Of course as we followed the road, we started to run into boonie bee nests. In the picture below, Erica is examining an old boonie bee nest. At least there were no bees on it to sting her.
We found another tire in the jungle as we walked back. This one looked like it had been there for a long time, like the other two tires that we had found earlier.
As we got near where we had started, the forest started to open up. I happened to come upon a bunker in the jungle, which is in the picture below. It was the first time that I had ever seen this particular bunker. As you can see in the picture, it looks like it was made of cement bags that supported a thick sheet metal roof.
Just a little more towards the shoreline was another bunker. It had a collapsed cement roof, as you can see in the picture below. It was not the first time that I had seen this bunker. Since I knew this bunker, I knew exactly where we where. We were just a little inland from the first bunker that we had found on this hike. So we walked down to the first bunker we had encountered on this hike, and followed the trail from it out to the beach.
Once we got back to the trail that led to the latte stone site, Judy suggested that we stay in the beach strand area and out of the sun as we walked back to the car. We all agreed and headed slowly back to the cars in the shade.
As we walked back, I happened to be talking about the butterflies that could be found on the hunek trees (Tournefortia (Messerschmidia) argentea). Judy happened to mention that she sometimes sees the butterflies on this tree too. So we took a careful look at one of the hunek trees and there were a lot the butterflies there. In the picture below, you can see the butterflies ganging up on a young shoot of the hunek tree. These butterflies are the males of Euploea eunice, the blue-branded king crow. The male butterfly visits the hunek tree to get chemicals to make a pheromone to attract the female butterfly (click here to see an article about the use of plant chemicals by butterflies to make pheromones).

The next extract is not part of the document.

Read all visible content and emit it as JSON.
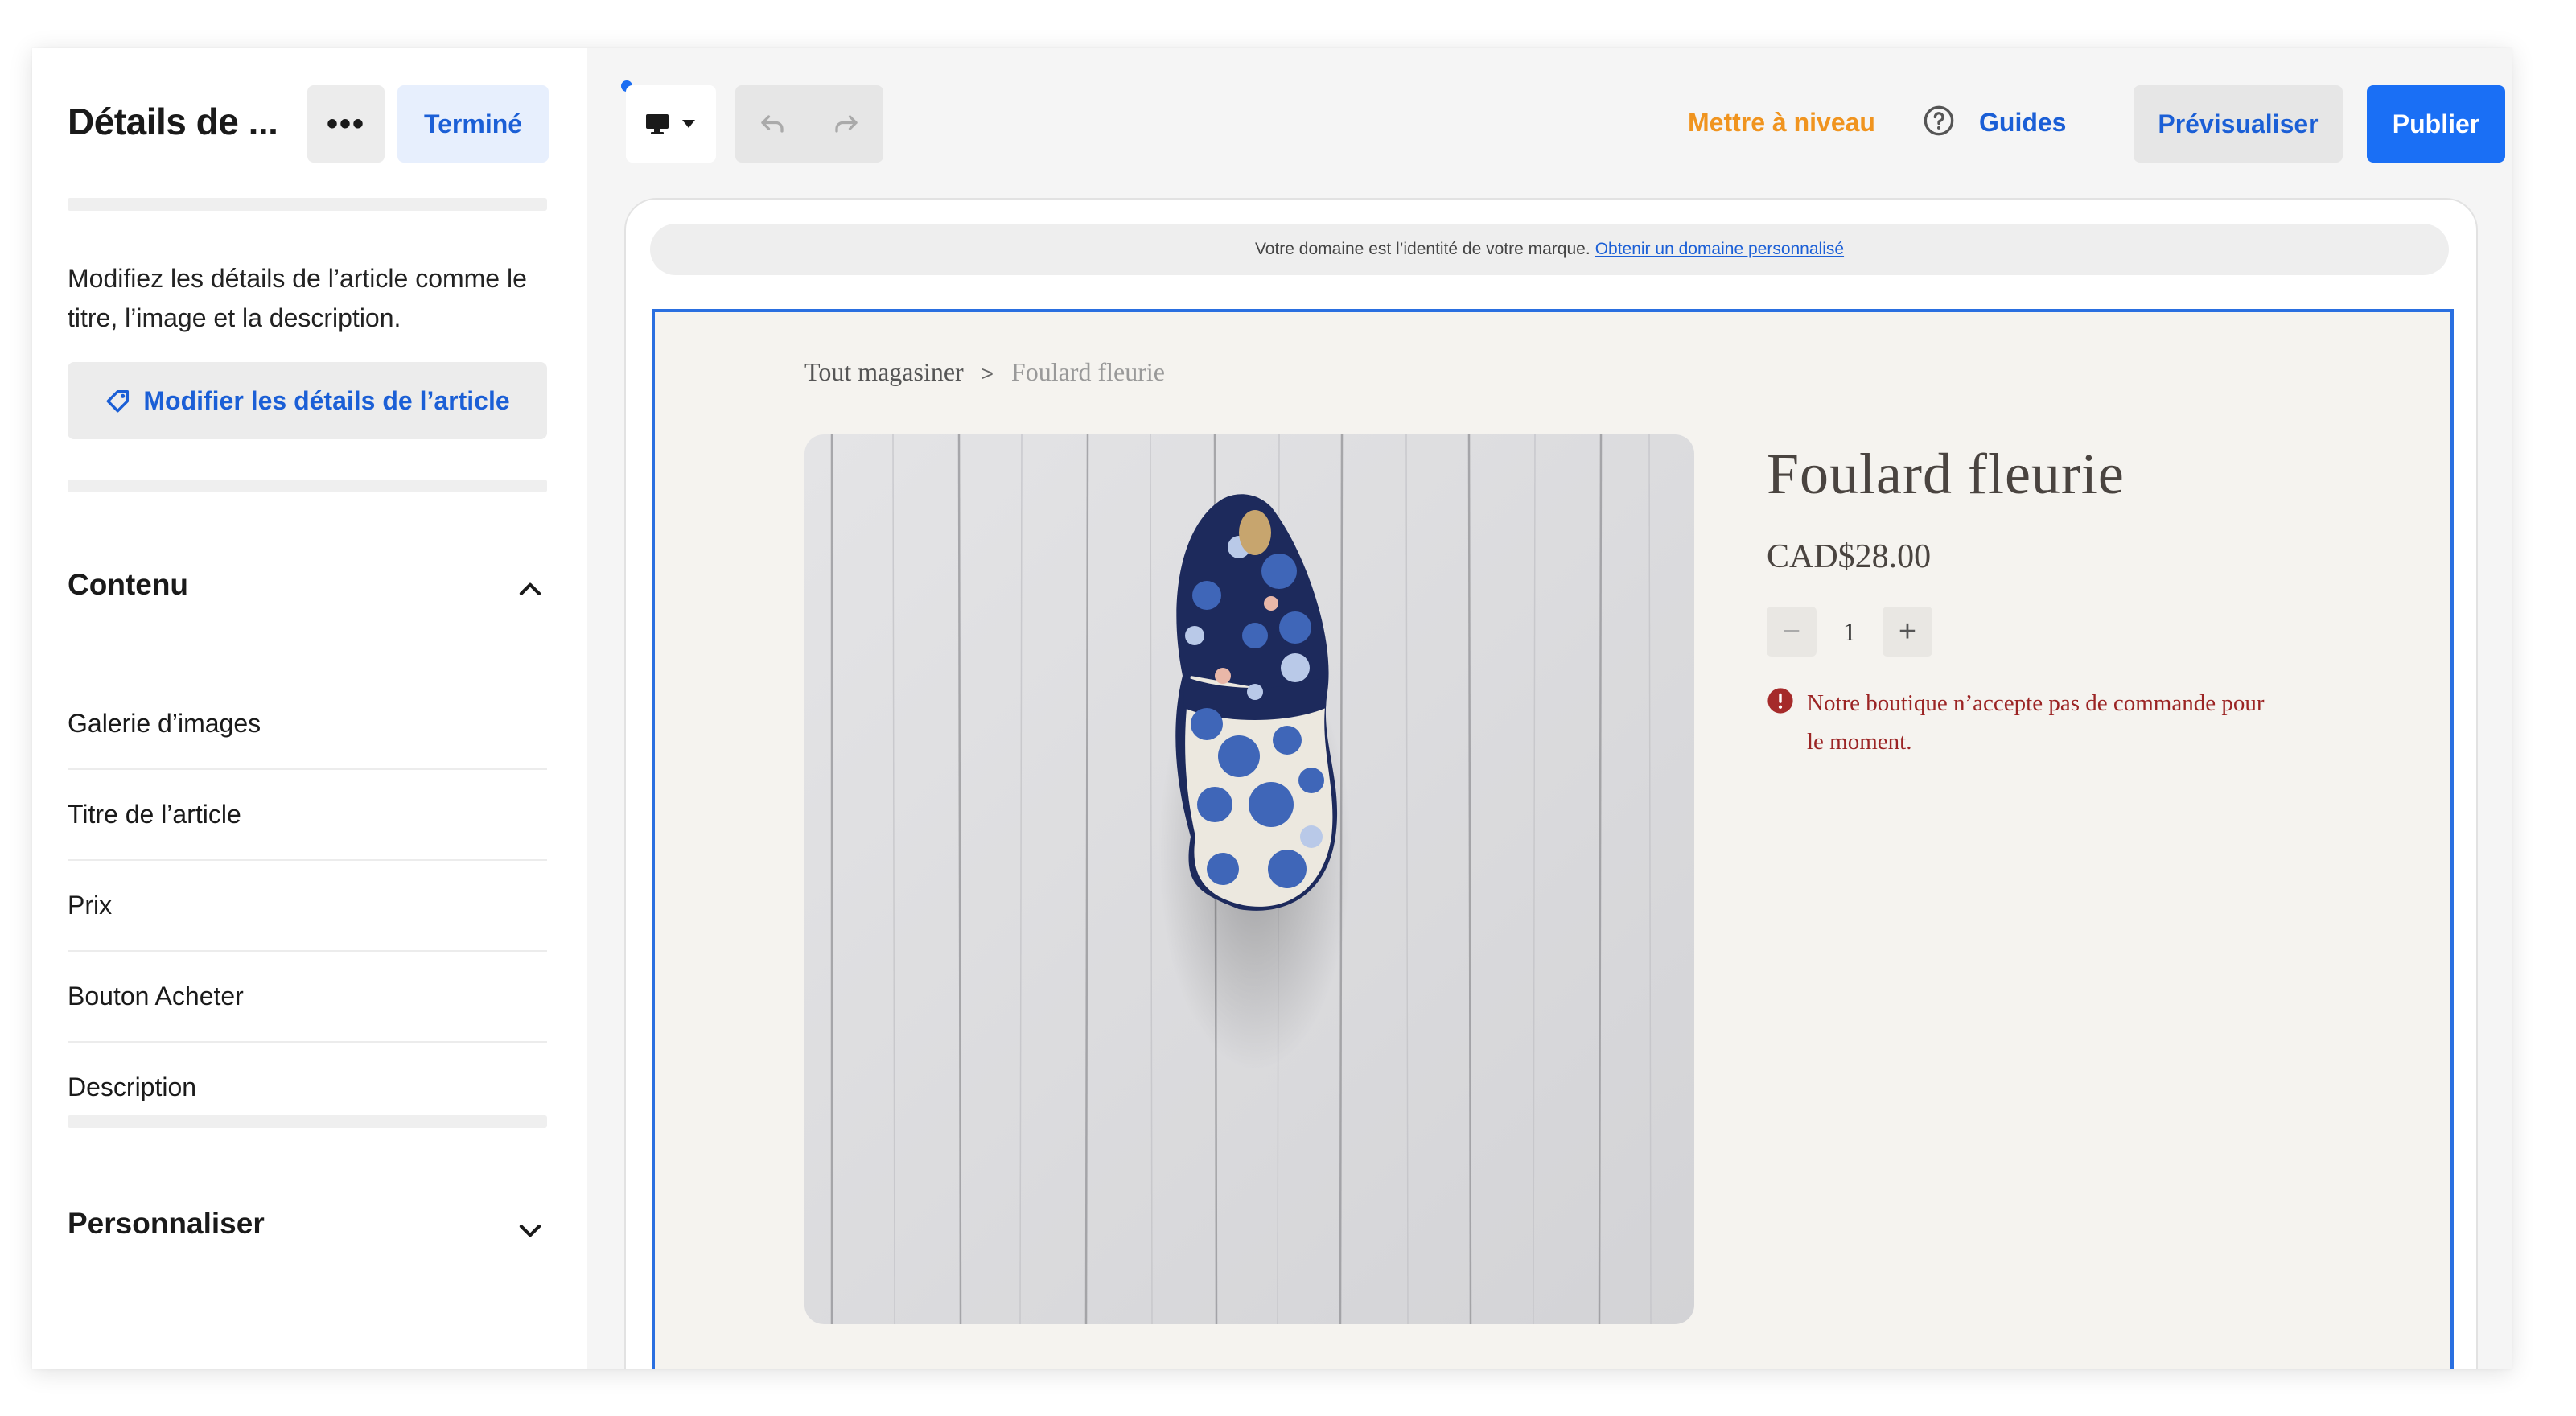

Below is a closeup picture of the same butterflies as in the picture above.
The picture below shows the leaves and flowers of the hunek tree. The young leaves are edible and are fairly pleasant tasting. The leaves are also excellent defogger for diving masks. You just crush a little bit of the leaf and rub it on the inside of the mask. After that, you rinse the mask with water and you are ready for some fog free diving.
After the short walk back to the truck, it was short ride back to the village. Everyone had a pleasant time on this easy hike. Because I enjoy this hike, I do it fairly often. Read the October 15, 2007 for more pictures and another description of this hike.
As for the boonie bee count, it was only one, me again. I got stung on the shoulder and elbow as we walked back following the road. I also happened to get two large spines in my shoe as we walked from the large bunker to the dump platform. See the October 15th hike for more information about these spines.
I would like to thank the other hikers, Judy and Mitch, for helping in providing pictures for this posting.
The next hike will be to the Chiget cliff line. See the October 20, 2007, hike for information about this hike. This might turn into an all day hike, so bring a lunch and plenty of water. We will meet at Grace Christian School at 8 AM on Saturday, January 19.